I've known Tom for a while -- long enough to have sneaked a peek at his handwritten plans for the market, which he's jotted down in a journal and forwarded over in a few e-mails over the years. I always thought Tom, who's turned a small patch of land behind Jimmy's Food Store into a mighty urban garden, just might end up running the place one day. At the very least, surely someone would ask him to come aboard.
But as far as he's concerned, the place is too "antiquated" as it stands now to bother with.
"Sure," he says, "I've thought about it. But it's kind of a farce. Everyone I've talked to gives me a blank stare when I talk about it. They don't know what I am talking about." Because it's not like Tom doesn't have a few suggestions.
"Look," he says this morning, "I don't think anybody knows how to make it work, quite frankly. Everybody has ideas, but I don't think any of them make sense. It would have to be a lot more competitive, for one thing, and not in the way where you force people out. You bring in other things that are missing -- for one, a better selection of local produce and more of it. Then you have to store and market it better. Whoever the new manager is [Janel Leatherman], it looks like she said, 'Hey, you grow baby carrots. You grow micro-greens.' And why? There's no proper storage for those things. When you got to a grocery store everything's merchandised properly: These things are refrigerated, these things are on a dry island. ...
"You have to be active in developing farmers. They don't have anyone to do that. I do that, but I am barely squeaking out a living. I am self-propelled. I have just enough to put one foot in front of the other. But you have to get it out to the restaurants, have to have an extended line of produce, not a bunch of baby carrots sitting out in the 100-degree heat stacked on a card table. You cant just say, 'Grow baby carrots.' You have to show 'em how. They need to be in refrigeration, and that's just one thing they lack. They're still in the Stone Age."
First thing Tom would do is shut off the sheds -- keep people from being able to park in and drive through the places in which folks are selling their produce. He'd move refrigerators and freezers into the sheds. He'd partner with the neighboring greenhouses and see if they'd be interested in turning them into you-pick-'ems. He'd get actual farmers involved in the day-to-day and help them ship their product to far-off places that want Texas-grown produce.
These are but a few of the ideas -- a few among hundreds, all of which take money and expertise and people.
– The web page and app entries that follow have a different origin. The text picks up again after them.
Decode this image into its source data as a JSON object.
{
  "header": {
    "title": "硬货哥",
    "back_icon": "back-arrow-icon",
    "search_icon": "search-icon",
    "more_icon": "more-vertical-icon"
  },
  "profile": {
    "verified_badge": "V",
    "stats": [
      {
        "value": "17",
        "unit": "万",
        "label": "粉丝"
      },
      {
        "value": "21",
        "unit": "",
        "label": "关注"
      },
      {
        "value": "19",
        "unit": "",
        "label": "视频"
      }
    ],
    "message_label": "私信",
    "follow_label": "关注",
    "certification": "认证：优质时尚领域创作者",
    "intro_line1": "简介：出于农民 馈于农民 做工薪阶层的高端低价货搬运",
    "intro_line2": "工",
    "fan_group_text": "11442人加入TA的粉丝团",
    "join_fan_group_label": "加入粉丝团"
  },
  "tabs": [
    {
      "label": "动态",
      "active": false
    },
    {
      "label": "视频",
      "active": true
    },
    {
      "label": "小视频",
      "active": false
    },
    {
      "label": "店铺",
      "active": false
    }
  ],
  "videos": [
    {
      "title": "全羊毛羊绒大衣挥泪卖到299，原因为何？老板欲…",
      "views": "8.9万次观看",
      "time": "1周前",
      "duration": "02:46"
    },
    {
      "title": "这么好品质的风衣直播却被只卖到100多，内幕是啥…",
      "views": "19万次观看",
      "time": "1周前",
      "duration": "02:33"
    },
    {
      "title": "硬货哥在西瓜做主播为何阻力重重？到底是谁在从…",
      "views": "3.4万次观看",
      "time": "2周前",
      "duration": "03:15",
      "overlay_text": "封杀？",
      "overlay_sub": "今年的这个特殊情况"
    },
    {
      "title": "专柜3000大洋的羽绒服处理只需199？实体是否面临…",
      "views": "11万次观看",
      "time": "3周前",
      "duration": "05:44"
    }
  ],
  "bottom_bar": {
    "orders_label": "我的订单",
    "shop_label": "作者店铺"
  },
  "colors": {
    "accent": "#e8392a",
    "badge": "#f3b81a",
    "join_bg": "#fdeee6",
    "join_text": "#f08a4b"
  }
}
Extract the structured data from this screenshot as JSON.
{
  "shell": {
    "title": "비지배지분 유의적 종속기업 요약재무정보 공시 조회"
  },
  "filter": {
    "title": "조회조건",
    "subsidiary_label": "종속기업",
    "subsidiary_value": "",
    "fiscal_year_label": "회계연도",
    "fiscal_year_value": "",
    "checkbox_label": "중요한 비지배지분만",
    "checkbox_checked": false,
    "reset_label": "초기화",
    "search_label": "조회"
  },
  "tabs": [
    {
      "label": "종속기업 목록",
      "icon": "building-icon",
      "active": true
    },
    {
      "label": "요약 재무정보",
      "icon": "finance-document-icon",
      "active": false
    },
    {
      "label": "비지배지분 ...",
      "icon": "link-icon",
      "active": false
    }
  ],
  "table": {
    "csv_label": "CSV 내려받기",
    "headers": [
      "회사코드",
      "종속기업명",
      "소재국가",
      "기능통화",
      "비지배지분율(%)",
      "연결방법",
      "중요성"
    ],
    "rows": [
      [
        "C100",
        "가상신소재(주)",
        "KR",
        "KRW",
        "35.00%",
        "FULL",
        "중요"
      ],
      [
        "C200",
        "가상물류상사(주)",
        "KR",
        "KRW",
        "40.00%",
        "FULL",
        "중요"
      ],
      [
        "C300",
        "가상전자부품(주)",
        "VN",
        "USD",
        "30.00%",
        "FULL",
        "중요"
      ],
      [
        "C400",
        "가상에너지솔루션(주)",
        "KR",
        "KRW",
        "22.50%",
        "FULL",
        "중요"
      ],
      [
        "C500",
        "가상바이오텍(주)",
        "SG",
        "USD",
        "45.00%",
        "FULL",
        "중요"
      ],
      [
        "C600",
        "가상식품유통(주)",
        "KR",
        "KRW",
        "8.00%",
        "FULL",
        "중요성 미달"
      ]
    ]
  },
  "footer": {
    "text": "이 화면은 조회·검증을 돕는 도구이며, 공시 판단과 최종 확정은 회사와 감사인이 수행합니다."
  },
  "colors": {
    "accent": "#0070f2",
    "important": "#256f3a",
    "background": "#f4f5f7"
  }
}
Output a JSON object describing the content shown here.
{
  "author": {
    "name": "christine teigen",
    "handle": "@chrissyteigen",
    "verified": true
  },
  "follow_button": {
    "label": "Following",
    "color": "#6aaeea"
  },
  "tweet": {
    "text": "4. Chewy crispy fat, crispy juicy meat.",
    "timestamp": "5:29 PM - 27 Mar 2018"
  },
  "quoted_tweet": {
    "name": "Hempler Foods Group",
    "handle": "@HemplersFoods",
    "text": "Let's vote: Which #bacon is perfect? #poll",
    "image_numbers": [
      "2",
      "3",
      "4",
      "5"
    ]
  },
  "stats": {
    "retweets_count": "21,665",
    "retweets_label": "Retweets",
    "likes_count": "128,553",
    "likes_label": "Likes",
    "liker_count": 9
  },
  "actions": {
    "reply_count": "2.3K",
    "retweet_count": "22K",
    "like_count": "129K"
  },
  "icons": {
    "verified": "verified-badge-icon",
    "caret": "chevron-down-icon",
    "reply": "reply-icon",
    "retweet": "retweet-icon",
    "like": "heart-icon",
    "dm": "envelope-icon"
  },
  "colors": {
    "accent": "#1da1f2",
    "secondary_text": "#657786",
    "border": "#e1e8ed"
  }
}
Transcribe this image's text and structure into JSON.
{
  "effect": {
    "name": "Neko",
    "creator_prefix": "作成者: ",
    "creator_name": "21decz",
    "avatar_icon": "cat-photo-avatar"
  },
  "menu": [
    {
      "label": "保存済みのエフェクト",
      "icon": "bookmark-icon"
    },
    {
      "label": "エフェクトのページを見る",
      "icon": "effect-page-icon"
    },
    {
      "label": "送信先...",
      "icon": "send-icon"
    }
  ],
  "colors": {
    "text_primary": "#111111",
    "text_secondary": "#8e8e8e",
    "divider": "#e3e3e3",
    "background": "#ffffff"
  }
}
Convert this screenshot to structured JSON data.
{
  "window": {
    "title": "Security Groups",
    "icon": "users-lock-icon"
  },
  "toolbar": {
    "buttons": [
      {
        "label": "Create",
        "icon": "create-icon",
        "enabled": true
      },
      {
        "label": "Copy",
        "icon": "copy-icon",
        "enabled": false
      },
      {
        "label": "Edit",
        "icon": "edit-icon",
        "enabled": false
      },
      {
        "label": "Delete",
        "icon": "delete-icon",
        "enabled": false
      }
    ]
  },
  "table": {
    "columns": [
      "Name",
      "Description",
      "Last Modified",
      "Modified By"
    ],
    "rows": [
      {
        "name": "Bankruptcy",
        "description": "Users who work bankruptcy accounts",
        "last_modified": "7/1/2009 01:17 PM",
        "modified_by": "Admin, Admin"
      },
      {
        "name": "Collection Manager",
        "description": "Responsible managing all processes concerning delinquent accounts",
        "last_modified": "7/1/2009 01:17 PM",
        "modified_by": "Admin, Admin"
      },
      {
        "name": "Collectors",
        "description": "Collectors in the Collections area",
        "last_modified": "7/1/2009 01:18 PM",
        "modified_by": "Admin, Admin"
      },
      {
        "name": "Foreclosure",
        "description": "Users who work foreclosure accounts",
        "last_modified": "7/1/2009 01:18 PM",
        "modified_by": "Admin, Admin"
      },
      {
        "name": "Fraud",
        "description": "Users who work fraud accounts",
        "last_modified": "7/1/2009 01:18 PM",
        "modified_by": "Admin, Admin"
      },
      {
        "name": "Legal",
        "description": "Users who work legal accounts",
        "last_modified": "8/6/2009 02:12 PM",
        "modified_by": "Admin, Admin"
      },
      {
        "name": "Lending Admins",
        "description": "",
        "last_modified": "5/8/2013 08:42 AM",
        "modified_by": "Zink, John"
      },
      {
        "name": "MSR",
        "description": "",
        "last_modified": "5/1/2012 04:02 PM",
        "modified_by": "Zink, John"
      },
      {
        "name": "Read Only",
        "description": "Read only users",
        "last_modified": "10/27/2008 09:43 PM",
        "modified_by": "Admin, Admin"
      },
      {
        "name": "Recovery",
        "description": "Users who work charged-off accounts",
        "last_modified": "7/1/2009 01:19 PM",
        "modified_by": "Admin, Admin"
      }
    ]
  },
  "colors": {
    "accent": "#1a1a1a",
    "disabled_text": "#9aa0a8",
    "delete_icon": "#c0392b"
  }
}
A few other folks in the restaurant and produce biz with whom I've spoken about the downtown market for years say much the same thing: Whoever winds up with the market needs to have experience in marketing and retail, in dealing with local restaurants and shipping product elsewhere.
There has been talk of some chefs getting together to take over the joint, but a lot of people I know in the food business think that's a very, very bad idea. Tom's among them: "They don't know when to grow, they don't read seed catalogs, they don't know how to change crops. And they don't know how to sell."
Truth told, Tom says, the market's probably in the wrong location. "I'm surprised they didn't let Jerry Jones build Cowboys Stadium there," he says, laughing. "Let him have it." (Which echoes something someone else said to me recently: Instead of one centralized market, perhaps the city should operate four smaller ones scattered throughout the city.)
But, no, the Dallas Farmers Market isn't going anywhere. Not yet, anyhow. Besides, Tom says, "That's still a place for the farmers market, but a lot of things need to be added. A lot of the farmers are nervous they're gong to be kicked out, but set an example for them. Show them what sells and how to sell it, and when they see it works, they'll get on board. There are good things about down-home Texas produce, but they're shooting at the goofy public, and they're smarter than the growers. They go to Whole Foods and Central Market. They want to see what's organic, where it came from. They know what they want, and they know where to get it."